DIRECTIONS FOR THIS TASK:
Output every entry below exactly as it is written.

EXERCISE INPUT:
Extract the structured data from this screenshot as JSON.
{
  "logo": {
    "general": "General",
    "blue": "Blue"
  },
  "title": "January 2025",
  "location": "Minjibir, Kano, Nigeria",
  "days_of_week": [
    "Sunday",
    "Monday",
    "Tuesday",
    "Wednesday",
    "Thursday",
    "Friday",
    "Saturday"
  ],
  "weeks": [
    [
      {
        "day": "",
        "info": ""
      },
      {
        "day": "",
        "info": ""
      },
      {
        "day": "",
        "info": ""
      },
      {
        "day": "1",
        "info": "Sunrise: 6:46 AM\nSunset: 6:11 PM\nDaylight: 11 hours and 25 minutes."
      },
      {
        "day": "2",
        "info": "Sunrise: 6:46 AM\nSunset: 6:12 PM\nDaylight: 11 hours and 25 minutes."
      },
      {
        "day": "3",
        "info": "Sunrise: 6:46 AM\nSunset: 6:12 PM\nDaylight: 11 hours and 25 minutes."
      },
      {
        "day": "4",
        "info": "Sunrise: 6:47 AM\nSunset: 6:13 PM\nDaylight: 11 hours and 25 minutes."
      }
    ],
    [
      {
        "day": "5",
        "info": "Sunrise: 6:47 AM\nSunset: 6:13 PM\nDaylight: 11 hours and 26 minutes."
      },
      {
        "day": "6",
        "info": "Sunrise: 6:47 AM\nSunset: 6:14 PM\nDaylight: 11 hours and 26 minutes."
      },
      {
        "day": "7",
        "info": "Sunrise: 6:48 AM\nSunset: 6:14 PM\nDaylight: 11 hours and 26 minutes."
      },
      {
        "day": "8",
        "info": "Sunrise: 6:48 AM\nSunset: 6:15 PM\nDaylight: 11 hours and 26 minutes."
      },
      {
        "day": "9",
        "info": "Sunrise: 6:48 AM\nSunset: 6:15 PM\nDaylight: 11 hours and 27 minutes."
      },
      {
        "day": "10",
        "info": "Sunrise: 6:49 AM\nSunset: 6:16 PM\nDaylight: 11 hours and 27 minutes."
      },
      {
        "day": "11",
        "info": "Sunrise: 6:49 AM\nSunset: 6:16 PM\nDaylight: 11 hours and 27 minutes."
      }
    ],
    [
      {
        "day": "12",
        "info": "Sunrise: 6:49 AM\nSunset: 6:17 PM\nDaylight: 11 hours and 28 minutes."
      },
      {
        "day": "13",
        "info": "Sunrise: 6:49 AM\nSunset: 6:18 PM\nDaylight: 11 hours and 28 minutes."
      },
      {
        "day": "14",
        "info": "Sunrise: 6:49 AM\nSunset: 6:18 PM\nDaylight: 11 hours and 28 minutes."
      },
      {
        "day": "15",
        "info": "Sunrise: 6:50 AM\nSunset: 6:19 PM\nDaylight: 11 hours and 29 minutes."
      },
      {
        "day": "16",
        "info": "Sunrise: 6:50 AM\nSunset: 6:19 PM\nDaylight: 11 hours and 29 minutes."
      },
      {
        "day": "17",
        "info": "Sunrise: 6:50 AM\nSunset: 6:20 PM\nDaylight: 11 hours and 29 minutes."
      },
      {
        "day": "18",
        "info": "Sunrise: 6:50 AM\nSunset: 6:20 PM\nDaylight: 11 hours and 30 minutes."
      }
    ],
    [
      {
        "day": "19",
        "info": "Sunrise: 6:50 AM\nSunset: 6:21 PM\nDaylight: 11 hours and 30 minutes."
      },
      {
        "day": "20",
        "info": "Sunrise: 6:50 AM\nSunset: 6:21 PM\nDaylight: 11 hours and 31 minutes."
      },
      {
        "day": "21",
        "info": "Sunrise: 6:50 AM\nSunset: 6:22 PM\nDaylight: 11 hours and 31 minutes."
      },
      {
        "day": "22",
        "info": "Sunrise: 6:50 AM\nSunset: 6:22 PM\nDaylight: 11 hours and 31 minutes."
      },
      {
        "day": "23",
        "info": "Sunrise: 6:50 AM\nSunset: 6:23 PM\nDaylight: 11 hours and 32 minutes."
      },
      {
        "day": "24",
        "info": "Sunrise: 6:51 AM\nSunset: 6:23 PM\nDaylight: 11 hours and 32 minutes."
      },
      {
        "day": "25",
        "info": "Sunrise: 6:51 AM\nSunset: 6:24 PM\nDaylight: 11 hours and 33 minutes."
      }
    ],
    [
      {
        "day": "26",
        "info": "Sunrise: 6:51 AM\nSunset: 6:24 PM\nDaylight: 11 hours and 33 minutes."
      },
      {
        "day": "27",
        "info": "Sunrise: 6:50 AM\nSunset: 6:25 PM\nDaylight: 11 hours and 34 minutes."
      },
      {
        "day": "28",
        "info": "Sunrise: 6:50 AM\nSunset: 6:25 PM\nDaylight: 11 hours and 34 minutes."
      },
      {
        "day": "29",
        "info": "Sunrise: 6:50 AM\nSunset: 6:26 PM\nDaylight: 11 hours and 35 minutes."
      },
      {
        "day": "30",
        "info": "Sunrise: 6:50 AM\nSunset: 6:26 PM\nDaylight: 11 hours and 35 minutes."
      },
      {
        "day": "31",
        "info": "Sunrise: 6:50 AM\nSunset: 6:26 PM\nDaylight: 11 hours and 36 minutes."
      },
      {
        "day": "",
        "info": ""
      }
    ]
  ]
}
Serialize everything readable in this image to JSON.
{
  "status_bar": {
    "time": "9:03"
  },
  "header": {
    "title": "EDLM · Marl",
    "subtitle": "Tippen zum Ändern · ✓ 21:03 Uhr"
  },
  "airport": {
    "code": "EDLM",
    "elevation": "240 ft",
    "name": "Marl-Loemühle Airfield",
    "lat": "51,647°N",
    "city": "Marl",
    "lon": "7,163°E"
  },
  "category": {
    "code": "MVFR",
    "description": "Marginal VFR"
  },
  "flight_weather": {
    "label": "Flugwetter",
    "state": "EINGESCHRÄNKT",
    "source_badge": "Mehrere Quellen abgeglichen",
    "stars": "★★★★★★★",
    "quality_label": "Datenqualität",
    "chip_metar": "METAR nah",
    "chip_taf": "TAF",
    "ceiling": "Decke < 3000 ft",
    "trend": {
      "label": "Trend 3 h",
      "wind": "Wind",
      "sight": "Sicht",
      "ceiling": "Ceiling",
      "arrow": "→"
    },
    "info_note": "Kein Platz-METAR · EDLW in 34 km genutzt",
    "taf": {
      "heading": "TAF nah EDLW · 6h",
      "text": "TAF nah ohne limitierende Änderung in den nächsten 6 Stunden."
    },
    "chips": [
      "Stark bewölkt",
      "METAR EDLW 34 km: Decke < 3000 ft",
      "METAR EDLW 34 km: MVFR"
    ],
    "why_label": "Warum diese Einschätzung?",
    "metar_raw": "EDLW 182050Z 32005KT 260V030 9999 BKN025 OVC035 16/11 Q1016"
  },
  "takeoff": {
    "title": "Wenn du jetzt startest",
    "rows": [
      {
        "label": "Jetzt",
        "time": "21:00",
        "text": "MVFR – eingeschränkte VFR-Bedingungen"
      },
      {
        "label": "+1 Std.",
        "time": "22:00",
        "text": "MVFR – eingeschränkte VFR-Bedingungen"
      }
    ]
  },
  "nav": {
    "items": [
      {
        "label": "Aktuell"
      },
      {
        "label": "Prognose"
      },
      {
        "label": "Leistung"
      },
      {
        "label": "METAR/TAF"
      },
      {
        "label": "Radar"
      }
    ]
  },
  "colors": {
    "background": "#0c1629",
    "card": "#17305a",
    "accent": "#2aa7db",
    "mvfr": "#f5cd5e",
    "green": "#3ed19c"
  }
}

RESULT FOR THIS EXERCISE:
Extract the structured data from this screenshot as JSON.
{
  "logo": {
    "general": "General",
    "blue": "Blue"
  },
  "title": "January 2025",
  "location": "Minjibir, Kano, Nigeria",
  "days_of_week": [
    "Sunday",
    "Monday",
    "Tuesday",
    "Wednesday",
    "Thursday",
    "Friday",
    "Saturday"
  ],
  "weeks": [
    [
      {
        "day": "",
        "info": ""
      },
      {
        "day": "",
        "info": ""
      },
      {
        "day": "",
        "info": ""
      },
      {
        "day": "1",
        "info": "Sunrise: 6:46 AM\nSunset: 6:11 PM\nDaylight: 11 hours and 25 minutes."
      },
      {
        "day": "2",
        "info": "Sunrise: 6:46 AM\nSunset: 6:12 PM\nDaylight: 11 hours and 25 minutes."
      },
      {
        "day": "3",
        "info": "Sunrise: 6:46 AM\nSunset: 6:12 PM\nDaylight: 11 hours and 25 minutes."
      },
      {
        "day": "4",
        "info": "Sunrise: 6:47 AM\nSunset: 6:13 PM\nDaylight: 11 hours and 25 minutes."
      }
    ],
    [
      {
        "day": "5",
        "info": "Sunrise: 6:47 AM\nSunset: 6:13 PM\nDaylight: 11 hours and 26 minutes."
      },
      {
        "day": "6",
        "info": "Sunrise: 6:47 AM\nSunset: 6:14 PM\nDaylight: 11 hours and 26 minutes."
      },
      {
        "day": "7",
        "info": "Sunrise: 6:48 AM\nSunset: 6:14 PM\nDaylight: 11 hours and 26 minutes."
      },
      {
        "day": "8",
        "info": "Sunrise: 6:48 AM\nSunset: 6:15 PM\nDaylight: 11 hours and 26 minutes."
      },
      {
        "day": "9",
        "info": "Sunrise: 6:48 AM\nSunset: 6:15 PM\nDaylight: 11 hours and 27 minutes."
      },
      {
        "day": "10",
        "info": "Sunrise: 6:49 AM\nSunset: 6:16 PM\nDaylight: 11 hours and 27 minutes."
      },
      {
        "day": "11",
        "info": "Sunrise: 6:49 AM\nSunset: 6:16 PM\nDaylight: 11 hours and 27 minutes."
      }
    ],
    [
      {
        "day": "12",
        "info": "Sunrise: 6:49 AM\nSunset: 6:17 PM\nDaylight: 11 hours and 28 minutes."
      },
      {
        "day": "13",
        "info": "Sunrise: 6:49 AM\nSunset: 6:18 PM\nDaylight: 11 hours and 28 minutes."
      },
      {
        "day": "14",
        "info": "Sunrise: 6:49 AM\nSunset: 6:18 PM\nDaylight: 11 hours and 28 minutes."
      },
      {
        "day": "15",
        "info": "Sunrise: 6:50 AM\nSunset: 6:19 PM\nDaylight: 11 hours and 29 minutes."
      },
      {
        "day": "16",
        "info": "Sunrise: 6:50 AM\nSunset: 6:19 PM\nDaylight: 11 hours and 29 minutes."
      },
      {
        "day": "17",
        "info": "Sunrise: 6:50 AM\nSunset: 6:20 PM\nDaylight: 11 hours and 29 minutes."
      },
      {
        "day": "18",
        "info": "Sunrise: 6:50 AM\nSunset: 6:20 PM\nDaylight: 11 hours and 30 minutes."
      }
    ],
    [
      {
        "day": "19",
        "info": "Sunrise: 6:50 AM\nSunset: 6:21 PM\nDaylight: 11 hours and 30 minutes."
      },
      {
        "day": "20",
        "info": "Sunrise: 6:50 AM\nSunset: 6:21 PM\nDaylight: 11 hours and 31 minutes."
      },
      {
        "day": "21",
        "info": "Sunrise: 6:50 AM\nSunset: 6:22 PM\nDaylight: 11 hours and 31 minutes."
      },
      {
        "day": "22",
        "info": "Sunrise: 6:50 AM\nSunset: 6:22 PM\nDaylight: 11 hours and 31 minutes."
      },
      {
        "day": "23",
        "info": "Sunrise: 6:50 AM\nSunset: 6:23 PM\nDaylight: 11 hours and 32 minutes."
      },
      {
        "day": "24",
        "info": "Sunrise: 6:51 AM\nSunset: 6:23 PM\nDaylight: 11 hours and 32 minutes."
      },
      {
        "day": "25",
        "info": "Sunrise: 6:51 AM\nSunset: 6:24 PM\nDaylight: 11 hours and 33 minutes."
      }
    ],
    [
      {
        "day": "26",
        "info": "Sunrise: 6:51 AM\nSunset: 6:24 PM\nDaylight: 11 hours and 33 minutes."
      },
      {
        "day": "27",
        "info": "Sunrise: 6:50 AM\nSunset: 6:25 PM\nDaylight: 11 hours and 34 minutes."
      },
      {
        "day": "28",
        "info": "Sunrise: 6:50 AM\nSunset: 6:25 PM\nDaylight: 11 hours and 34 minutes."
      },
      {
        "day": "29",
        "info": "Sunrise: 6:50 AM\nSunset: 6:26 PM\nDaylight: 11 hours and 35 minutes."
      },
      {
        "day": "30",
        "info": "Sunrise: 6:50 AM\nSunset: 6:26 PM\nDaylight: 11 hours and 35 minutes."
      },
      {
        "day": "31",
        "info": "Sunrise: 6:50 AM\nSunset: 6:26 PM\nDaylight: 11 hours and 36 minutes."
      },
      {
        "day": "",
        "info": ""
      }
    ]
  ]
}
Serialize everything readable in this image to JSON.
{
  "status_bar": {
    "time": "9:03"
  },
  "header": {
    "title": "EDLM · Marl",
    "subtitle": "Tippen zum Ändern · ✓ 21:03 Uhr"
  },
  "airport": {
    "code": "EDLM",
    "elevation": "240 ft",
    "name": "Marl-Loemühle Airfield",
    "lat": "51,647°N",
    "city": "Marl",
    "lon": "7,163°E"
  },
  "category": {
    "code": "MVFR",
    "description": "Marginal VFR"
  },
  "flight_weather": {
    "label": "Flugwetter",
    "state": "EINGESCHRÄNKT",
    "source_badge": "Mehrere Quellen abgeglichen",
    "stars": "★★★★★★★",
    "quality_label": "Datenqualität",
    "chip_metar": "METAR nah",
    "chip_taf": "TAF",
    "ceiling": "Decke < 3000 ft",
    "trend": {
      "label": "Trend 3 h",
      "wind": "Wind",
      "sight": "Sicht",
      "ceiling": "Ceiling",
      "arrow": "→"
    },
    "info_note": "Kein Platz-METAR · EDLW in 34 km genutzt",
    "taf": {
      "heading": "TAF nah EDLW · 6h",
      "text": "TAF nah ohne limitierende Änderung in den nächsten 6 Stunden."
    },
    "chips": [
      "Stark bewölkt",
      "METAR EDLW 34 km: Decke < 3000 ft",
      "METAR EDLW 34 km: MVFR"
    ],
    "why_label": "Warum diese Einschätzung?",
    "metar_raw": "EDLW 182050Z 32005KT 260V030 9999 BKN025 OVC035 16/11 Q1016"
  },
  "takeoff": {
    "title": "Wenn du jetzt startest",
    "rows": [
      {
        "label": "Jetzt",
        "time": "21:00",
        "text": "MVFR – eingeschränkte VFR-Bedingungen"
      },
      {
        "label": "+1 Std.",
        "time": "22:00",
        "text": "MVFR – eingeschränkte VFR-Bedingungen"
      }
    ]
  },
  "nav": {
    "items": [
      {
        "label": "Aktuell"
      },
      {
        "label": "Prognose"
      },
      {
        "label": "Leistung"
      },
      {
        "label": "METAR/TAF"
      },
      {
        "label": "Radar"
      }
    ]
  },
  "colors": {
    "background": "#0c1629",
    "card": "#17305a",
    "accent": "#2aa7db",
    "mvfr": "#f5cd5e",
    "green": "#3ed19c"
  }
}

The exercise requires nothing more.